On the GRE, two out of three verbal parts, ‘Text Completion’ and ‘Sentence Equivalence’, are testing your vocabulary very directly. If you are not a word-lover, you may find this GRE® verbal section to be pretty tough.
GRE®: the ‘Discrete Quant’ section requires you to answer standard multiple-choice questions. On the ‘Quantitative Comparison’ you must compare the relative sizes of a pair of different expressions, and on ‘Data Interpretation’ you need to answer questions that are based on graphs and charts.
GMAT: The ‘Problem Solving’ part is standard multiple-choice, and on the ‘Data Sufficiency’ part you must determine if there is sufficient data to answer a certain question.
You will need some time to get used to the questions on the GMAT’s ‘Data Sufficiency’ section and the GRE’s ‘Quantitative Comparison’ format, so be prepared to dedicate some time to finding the right approach and appropriate strategy.
Verbal Content Questions
The GRE® exam focuses on Vocabulary and Reading, while the GMAT includes questions on Grammar, Critical Reasoning, and Reading. Here comes a big difference. Students who have strong vocabularies do not necessarily have strong grammar skills, and that goes the other way around as well. So this is a point of consideration. The GRE verbal content requires vocabulary skills while for that GMAT part you need to have better reasoning skills.
Math Content Questions
Both exams include questions on Arithmetic, Algebra, Geometry, and Data Analysis, but in general, we can say that the GMAT math portion is absolutely harder both in scoring terms and in the level of questions. The questions on the GMAT require better-developed reasoning skills. Both GRE and GMAT questions cover a wide range of subject matter but do not include calculus, trigonometry, and algebra II.
Be aware, though, that if you prepare for the GRE exam, you don’t want to skip studying math. Though it is not as difficult as the GMAT math, you still are required to command a well-rounded sense of numbers as well as the capacity to solve problems.
So we can see that increasingly more Business Schools now accept the GRE in lieu of the GMAT, but the fact is that numerous schools still stick to the old tradition and accept only the GMAT. Please check with a school about admission requirements and decide for yourself if the GRE or TASC is your cup of tea.

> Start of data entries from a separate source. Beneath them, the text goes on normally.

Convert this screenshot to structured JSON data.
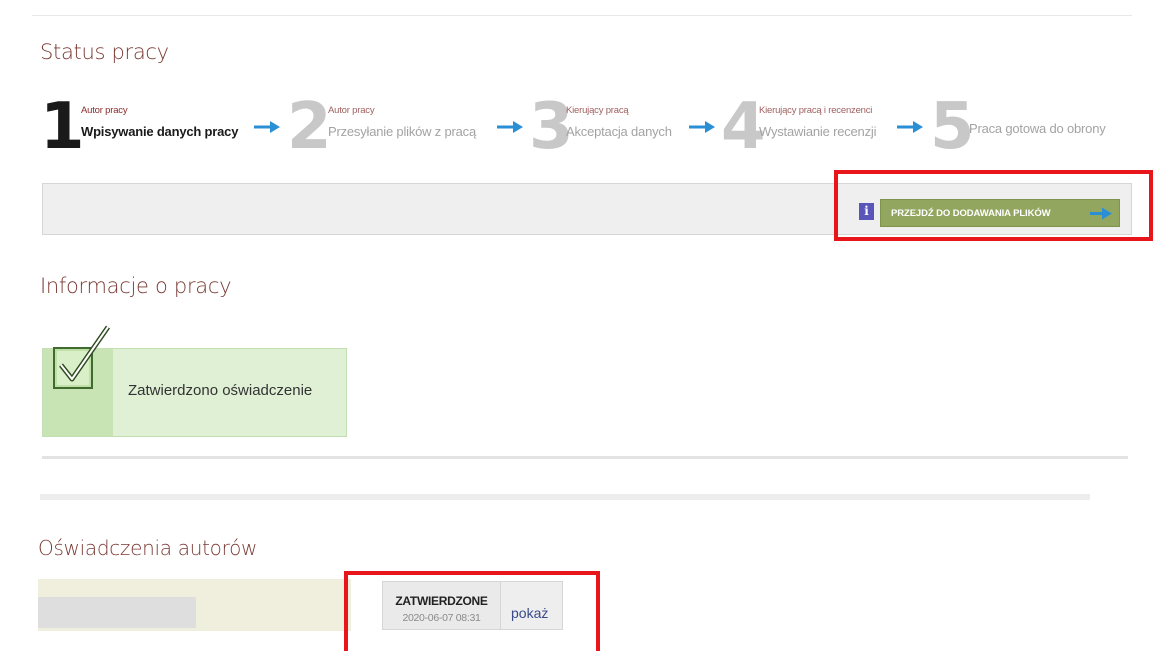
{
  "status_section": {
    "title": "Status pracy",
    "steps": [
      {
        "number": "1",
        "role": "Autor pracy",
        "name": "Wpisywanie danych pracy",
        "active": true
      },
      {
        "number": "2",
        "role": "Autor pracy",
        "name": "Przesyłanie plików z pracą",
        "active": false
      },
      {
        "number": "3",
        "role": "Kierujący pracą",
        "name": "Akceptacja danych",
        "active": false
      },
      {
        "number": "4",
        "role": "Kierujący pracą i recenzenci",
        "name": "Wystawianie recenzji",
        "active": false
      },
      {
        "number": "5",
        "role": "",
        "name": "Praca gotowa do obrony",
        "active": false
      }
    ],
    "info_icon": "i",
    "go_to_files_label": "PRZEJDŹ DO DODAWANIA PLIKÓW"
  },
  "info_section": {
    "title": "Informacje o pracy",
    "confirmation_text": "Zatwierdzono oświadczenie"
  },
  "authors_section": {
    "title": "Oświadczenia autorów",
    "rows": [
      {
        "status": "ZATWIERDZONE",
        "date": "2020-06-07 08:31",
        "action": "pokaż"
      }
    ]
  },
  "colors": {
    "title": "#7a3a34",
    "step_arrow": "#2b8fd6",
    "button": "#92a660",
    "highlight": "#e8151a",
    "confirm_bg": "#dff0d4"
  },
  "icons": [
    "arrow-right-icon",
    "info-icon",
    "checkmark-icon"
  ]
}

Highly experienced, but low on the GMAT? Check out these MBA-NO GMAT programs